● TASK TO CARRY OUT:
Leave out the pictures and restate every entry word for word.

App and web page records:
● ● ● ●
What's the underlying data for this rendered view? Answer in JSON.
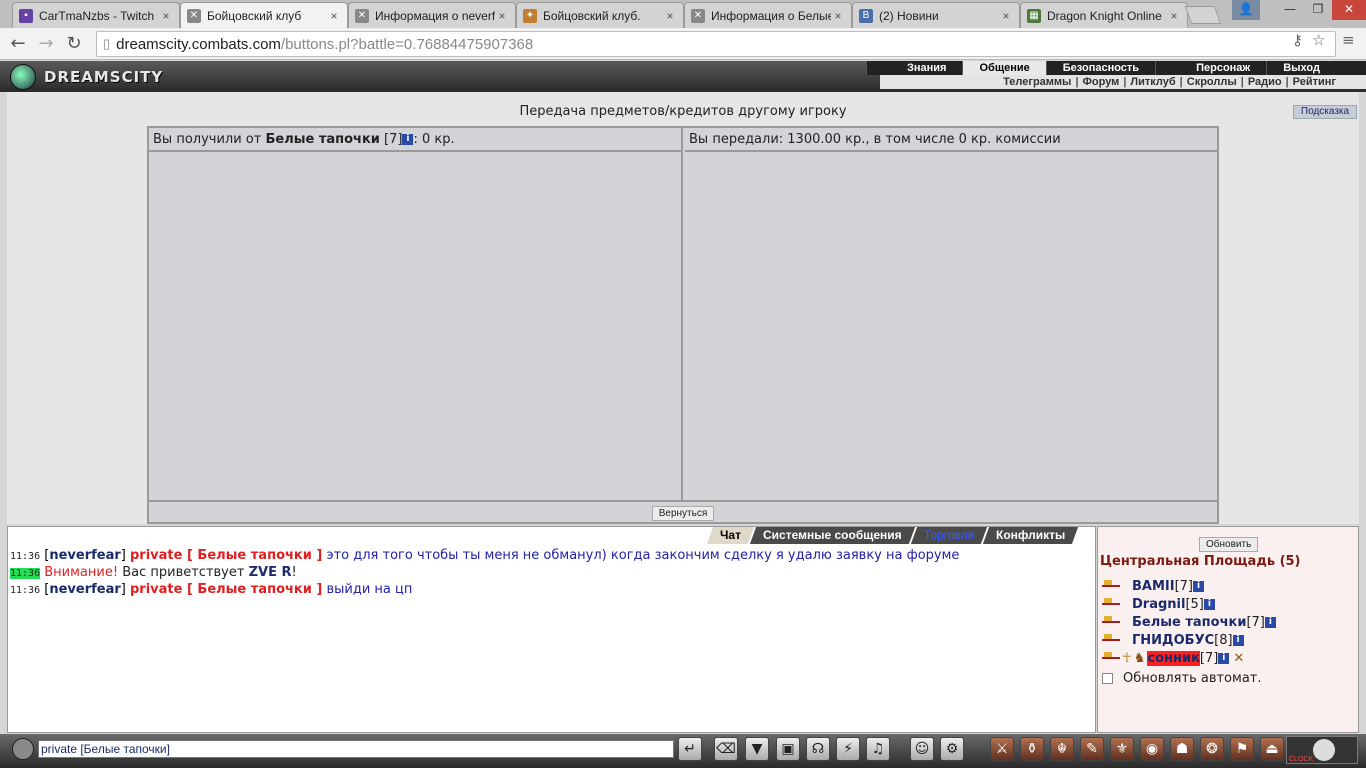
{
  "browser": {
    "tabs": [
      {
        "title": "CarTmaNzbs - Twitch",
        "icon_color": "#6441a5",
        "icon": "twitch-icon"
      },
      {
        "title": "Бойцовский клуб",
        "icon_color": "#888888",
        "icon": "crossed-swords-icon"
      },
      {
        "title": "Информация о neverfear",
        "icon_color": "#888888",
        "icon": "crossed-swords-icon"
      },
      {
        "title": "Бойцовский клуб.",
        "icon_color": "#c08030",
        "icon": "club-icon"
      },
      {
        "title": "Информация о Белые",
        "icon_color": "#888888",
        "icon": "crossed-swords-icon"
      },
      {
        "title": "(2) Новини",
        "icon_color": "#4a6ea8",
        "icon": "vk-icon"
      },
      {
        "title": "Dragon Knight Online",
        "icon_color": "#4a7a3a",
        "icon": "game-icon"
      }
    ],
    "url_host": "dreamscity.combats.com",
    "url_path": "/buttons.pl?battle=0.76884475907368"
  },
  "game": {
    "logo": "DREAMSCITY",
    "menu": [
      "Знания",
      "Общение",
      "Безопасность",
      "Персонаж",
      "Выход"
    ],
    "submenu": [
      "Телеграммы",
      "Форум",
      "Литклуб",
      "Скроллы",
      "Радио",
      "Рейтинг"
    ]
  },
  "trade": {
    "title": "Передача предметов/кредитов другому игроку",
    "hint": "Подсказка",
    "left_prefix": "Вы получили от",
    "left_name": "Белые тапочки",
    "left_level": "[7]",
    "left_suffix": ": 0 кр.",
    "right_text": "Вы передали: 1300.00 кр., в том числе 0 кр. комиссии",
    "back_button": "Вернуться"
  },
  "chat": {
    "tabs": [
      "Чат",
      "Системные сообщения",
      "Торговля",
      "Конфликты"
    ],
    "messages": [
      {
        "time": "11:36",
        "nick": "neverfear",
        "private": "private [ Белые тапочки ]",
        "text": "это для того чтобы ты меня не обманул) когда закончим сделку я удалю заявку на форуме"
      },
      {
        "time": "11:36",
        "warn": "Внимание!",
        "plain": "Вас приветствует",
        "who": "ZVE R",
        "end": "!"
      },
      {
        "time": "11:36",
        "nick": "neverfear",
        "private": "private [ Белые тапочки ]",
        "text": "выйди на цп"
      }
    ],
    "input_value": "private [Белые тапочки]"
  },
  "side": {
    "refresh": "Обновить",
    "room": "Центральная Площадь (5)",
    "users": [
      {
        "name": "BAMII",
        "level": "[7]"
      },
      {
        "name": "Dragnil",
        "level": "[5]"
      },
      {
        "name": "Белые тапочки",
        "level": "[7]"
      },
      {
        "name": "ГНИДОБУС",
        "level": "[8]"
      },
      {
        "name": "сонник",
        "level": "[7]"
      }
    ],
    "auto_refresh": "Обновлять автомат."
  }
}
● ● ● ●
● FINISHED EXERCISE:
What's the underlying data for this rendered view? Answer in JSON.
{
  "browser": {
    "tabs": [
      {
        "title": "CarTmaNzbs - Twitch",
        "icon_color": "#6441a5",
        "icon": "twitch-icon"
      },
      {
        "title": "Бойцовский клуб",
        "icon_color": "#888888",
        "icon": "crossed-swords-icon"
      },
      {
        "title": "Информация о neverfear",
        "icon_color": "#888888",
        "icon": "crossed-swords-icon"
      },
      {
        "title": "Бойцовский клуб.",
        "icon_color": "#c08030",
        "icon": "club-icon"
      },
      {
        "title": "Информация о Белые",
        "icon_color": "#888888",
        "icon": "crossed-swords-icon"
      },
      {
        "title": "(2) Новини",
        "icon_color": "#4a6ea8",
        "icon": "vk-icon"
      },
      {
        "title": "Dragon Knight Online",
        "icon_color": "#4a7a3a",
        "icon": "game-icon"
      }
    ],
    "url_host": "dreamscity.combats.com",
    "url_path": "/buttons.pl?battle=0.76884475907368"
  },
  "game": {
    "logo": "DREAMSCITY",
    "menu": [
      "Знания",
      "Общение",
      "Безопасность",
      "Персонаж",
      "Выход"
    ],
    "submenu": [
      "Телеграммы",
      "Форум",
      "Литклуб",
      "Скроллы",
      "Радио",
      "Рейтинг"
    ]
  },
  "trade": {
    "title": "Передача предметов/кредитов другому игроку",
    "hint": "Подсказка",
    "left_prefix": "Вы получили от",
    "left_name": "Белые тапочки",
    "left_level": "[7]",
    "left_suffix": ": 0 кр.",
    "right_text": "Вы передали: 1300.00 кр., в том числе 0 кр. комиссии",
    "back_button": "Вернуться"
  },
  "chat": {
    "tabs": [
      "Чат",
      "Системные сообщения",
      "Торговля",
      "Конфликты"
    ],
    "messages": [
      {
        "time": "11:36",
        "nick": "neverfear",
        "private": "private [ Белые тапочки ]",
        "text": "это для того чтобы ты меня не обманул) когда закончим сделку я удалю заявку на форуме"
      },
      {
        "time": "11:36",
        "warn": "Внимание!",
        "plain": "Вас приветствует",
        "who": "ZVE R",
        "end": "!"
      },
      {
        "time": "11:36",
        "nick": "neverfear",
        "private": "private [ Белые тапочки ]",
        "text": "выйди на цп"
      }
    ],
    "input_value": "private [Белые тапочки]"
  },
  "side": {
    "refresh": "Обновить",
    "room": "Центральная Площадь (5)",
    "users": [
      {
        "name": "BAMII",
        "level": "[7]"
      },
      {
        "name": "Dragnil",
        "level": "[5]"
      },
      {
        "name": "Белые тапочки",
        "level": "[7]"
      },
      {
        "name": "ГНИДОБУС",
        "level": "[8]"
      },
      {
        "name": "сонник",
        "level": "[7]"
      }
    ],
    "auto_refresh": "Обновлять автомат."
  }
}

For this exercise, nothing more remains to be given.